## Required action
Please say how many lines in the entries below hold the string "郑州市金奕华建设单位办公", with no other words.
*** Opening Data for processing ***
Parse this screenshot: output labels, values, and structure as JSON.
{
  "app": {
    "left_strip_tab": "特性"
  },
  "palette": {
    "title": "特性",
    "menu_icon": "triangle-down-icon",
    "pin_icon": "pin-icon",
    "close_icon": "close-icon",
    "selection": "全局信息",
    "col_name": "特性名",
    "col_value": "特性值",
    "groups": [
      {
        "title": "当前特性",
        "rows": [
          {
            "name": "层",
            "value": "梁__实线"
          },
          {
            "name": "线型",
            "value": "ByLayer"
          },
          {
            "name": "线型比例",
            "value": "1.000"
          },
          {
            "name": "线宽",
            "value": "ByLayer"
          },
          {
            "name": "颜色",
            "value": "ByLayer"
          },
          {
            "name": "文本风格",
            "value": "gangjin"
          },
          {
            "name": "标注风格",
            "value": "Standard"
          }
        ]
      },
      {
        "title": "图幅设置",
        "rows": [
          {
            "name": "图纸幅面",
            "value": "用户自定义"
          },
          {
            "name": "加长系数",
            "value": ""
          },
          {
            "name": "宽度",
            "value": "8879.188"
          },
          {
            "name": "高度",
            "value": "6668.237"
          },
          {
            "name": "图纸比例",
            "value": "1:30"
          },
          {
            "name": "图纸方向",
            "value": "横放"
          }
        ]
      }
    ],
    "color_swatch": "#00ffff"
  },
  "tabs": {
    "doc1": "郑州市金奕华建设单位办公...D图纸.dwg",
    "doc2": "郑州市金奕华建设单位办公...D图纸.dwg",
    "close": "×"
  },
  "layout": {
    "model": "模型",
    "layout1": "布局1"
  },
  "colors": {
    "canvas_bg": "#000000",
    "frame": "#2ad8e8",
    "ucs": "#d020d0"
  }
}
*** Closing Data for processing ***
## Answer
2